WORK ORDER: Could you write out each entry exactly as it reads?

RAW DATA:
##############################
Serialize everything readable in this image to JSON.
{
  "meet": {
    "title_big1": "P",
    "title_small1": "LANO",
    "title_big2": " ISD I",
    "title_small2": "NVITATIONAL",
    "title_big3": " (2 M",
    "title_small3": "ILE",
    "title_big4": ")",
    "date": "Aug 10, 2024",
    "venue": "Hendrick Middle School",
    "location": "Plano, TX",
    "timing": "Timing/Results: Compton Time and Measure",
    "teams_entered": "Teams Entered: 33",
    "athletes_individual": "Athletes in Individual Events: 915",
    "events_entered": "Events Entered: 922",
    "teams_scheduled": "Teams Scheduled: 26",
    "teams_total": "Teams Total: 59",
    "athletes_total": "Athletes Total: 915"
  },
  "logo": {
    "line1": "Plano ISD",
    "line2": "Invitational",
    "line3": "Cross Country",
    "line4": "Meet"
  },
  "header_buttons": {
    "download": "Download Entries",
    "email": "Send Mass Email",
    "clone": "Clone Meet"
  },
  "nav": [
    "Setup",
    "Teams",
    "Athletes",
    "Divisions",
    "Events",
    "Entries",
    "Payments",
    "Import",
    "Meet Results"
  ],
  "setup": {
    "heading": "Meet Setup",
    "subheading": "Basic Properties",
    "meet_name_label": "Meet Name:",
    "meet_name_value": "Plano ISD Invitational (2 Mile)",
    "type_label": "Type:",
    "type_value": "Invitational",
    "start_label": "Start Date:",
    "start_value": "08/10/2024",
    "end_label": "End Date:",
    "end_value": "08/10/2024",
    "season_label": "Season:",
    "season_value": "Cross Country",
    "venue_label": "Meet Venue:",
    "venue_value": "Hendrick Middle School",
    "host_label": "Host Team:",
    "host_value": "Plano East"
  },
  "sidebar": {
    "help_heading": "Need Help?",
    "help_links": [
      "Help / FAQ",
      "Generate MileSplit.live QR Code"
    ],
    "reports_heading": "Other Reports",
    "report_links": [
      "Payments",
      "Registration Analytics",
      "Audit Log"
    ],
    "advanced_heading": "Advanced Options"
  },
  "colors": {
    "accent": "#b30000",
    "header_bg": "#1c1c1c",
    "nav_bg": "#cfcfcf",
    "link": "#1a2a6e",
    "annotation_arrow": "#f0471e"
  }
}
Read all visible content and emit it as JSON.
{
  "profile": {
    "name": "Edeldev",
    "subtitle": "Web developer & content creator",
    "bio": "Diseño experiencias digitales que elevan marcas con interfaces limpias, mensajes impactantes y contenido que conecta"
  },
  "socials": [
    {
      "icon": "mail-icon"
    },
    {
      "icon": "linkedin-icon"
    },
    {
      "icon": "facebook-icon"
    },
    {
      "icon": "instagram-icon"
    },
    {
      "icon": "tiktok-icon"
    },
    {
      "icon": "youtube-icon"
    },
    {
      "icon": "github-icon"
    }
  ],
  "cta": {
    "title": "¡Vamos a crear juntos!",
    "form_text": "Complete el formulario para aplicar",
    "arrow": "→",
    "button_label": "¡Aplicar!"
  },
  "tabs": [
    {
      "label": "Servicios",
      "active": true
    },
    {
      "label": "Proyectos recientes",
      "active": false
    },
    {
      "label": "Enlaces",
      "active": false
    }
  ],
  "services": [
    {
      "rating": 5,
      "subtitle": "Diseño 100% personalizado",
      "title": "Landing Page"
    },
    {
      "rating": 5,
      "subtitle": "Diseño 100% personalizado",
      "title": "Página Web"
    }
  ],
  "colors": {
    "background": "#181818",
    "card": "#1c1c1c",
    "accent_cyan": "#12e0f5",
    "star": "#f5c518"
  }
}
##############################
RESPONSE AREA:
Serialize everything readable in this image to JSON.
{
  "meet": {
    "title_big1": "P",
    "title_small1": "LANO",
    "title_big2": " ISD I",
    "title_small2": "NVITATIONAL",
    "title_big3": " (2 M",
    "title_small3": "ILE",
    "title_big4": ")",
    "date": "Aug 10, 2024",
    "venue": "Hendrick Middle School",
    "location": "Plano, TX",
    "timing": "Timing/Results: Compton Time and Measure",
    "teams_entered": "Teams Entered: 33",
    "athletes_individual": "Athletes in Individual Events: 915",
    "events_entered": "Events Entered: 922",
    "teams_scheduled": "Teams Scheduled: 26",
    "teams_total": "Teams Total: 59",
    "athletes_total": "Athletes Total: 915"
  },
  "logo": {
    "line1": "Plano ISD",
    "line2": "Invitational",
    "line3": "Cross Country",
    "line4": "Meet"
  },
  "header_buttons": {
    "download": "Download Entries",
    "email": "Send Mass Email",
    "clone": "Clone Meet"
  },
  "nav": [
    "Setup",
    "Teams",
    "Athletes",
    "Divisions",
    "Events",
    "Entries",
    "Payments",
    "Import",
    "Meet Results"
  ],
  "setup": {
    "heading": "Meet Setup",
    "subheading": "Basic Properties",
    "meet_name_label": "Meet Name:",
    "meet_name_value": "Plano ISD Invitational (2 Mile)",
    "type_label": "Type:",
    "type_value": "Invitational",
    "start_label": "Start Date:",
    "start_value": "08/10/2024",
    "end_label": "End Date:",
    "end_value": "08/10/2024",
    "season_label": "Season:",
    "season_value": "Cross Country",
    "venue_label": "Meet Venue:",
    "venue_value": "Hendrick Middle School",
    "host_label": "Host Team:",
    "host_value": "Plano East"
  },
  "sidebar": {
    "help_heading": "Need Help?",
    "help_links": [
      "Help / FAQ",
      "Generate MileSplit.live QR Code"
    ],
    "reports_heading": "Other Reports",
    "report_links": [
      "Payments",
      "Registration Analytics",
      "Audit Log"
    ],
    "advanced_heading": "Advanced Options"
  },
  "colors": {
    "accent": "#b30000",
    "header_bg": "#1c1c1c",
    "nav_bg": "#cfcfcf",
    "link": "#1a2a6e",
    "annotation_arrow": "#f0471e"
  }
}
Read all visible content and emit it as JSON.
{
  "profile": {
    "name": "Edeldev",
    "subtitle": "Web developer & content creator",
    "bio": "Diseño experiencias digitales que elevan marcas con interfaces limpias, mensajes impactantes y contenido que conecta"
  },
  "socials": [
    {
      "icon": "mail-icon"
    },
    {
      "icon": "linkedin-icon"
    },
    {
      "icon": "facebook-icon"
    },
    {
      "icon": "instagram-icon"
    },
    {
      "icon": "tiktok-icon"
    },
    {
      "icon": "youtube-icon"
    },
    {
      "icon": "github-icon"
    }
  ],
  "cta": {
    "title": "¡Vamos a crear juntos!",
    "form_text": "Complete el formulario para aplicar",
    "arrow": "→",
    "button_label": "¡Aplicar!"
  },
  "tabs": [
    {
      "label": "Servicios",
      "active": true
    },
    {
      "label": "Proyectos recientes",
      "active": false
    },
    {
      "label": "Enlaces",
      "active": false
    }
  ],
  "services": [
    {
      "rating": 5,
      "subtitle": "Diseño 100% personalizado",
      "title": "Landing Page"
    },
    {
      "rating": 5,
      "subtitle": "Diseño 100% personalizado",
      "title": "Página Web"
    }
  ],
  "colors": {
    "background": "#181818",
    "card": "#1c1c1c",
    "accent_cyan": "#12e0f5",
    "star": "#f5c518"
  }
}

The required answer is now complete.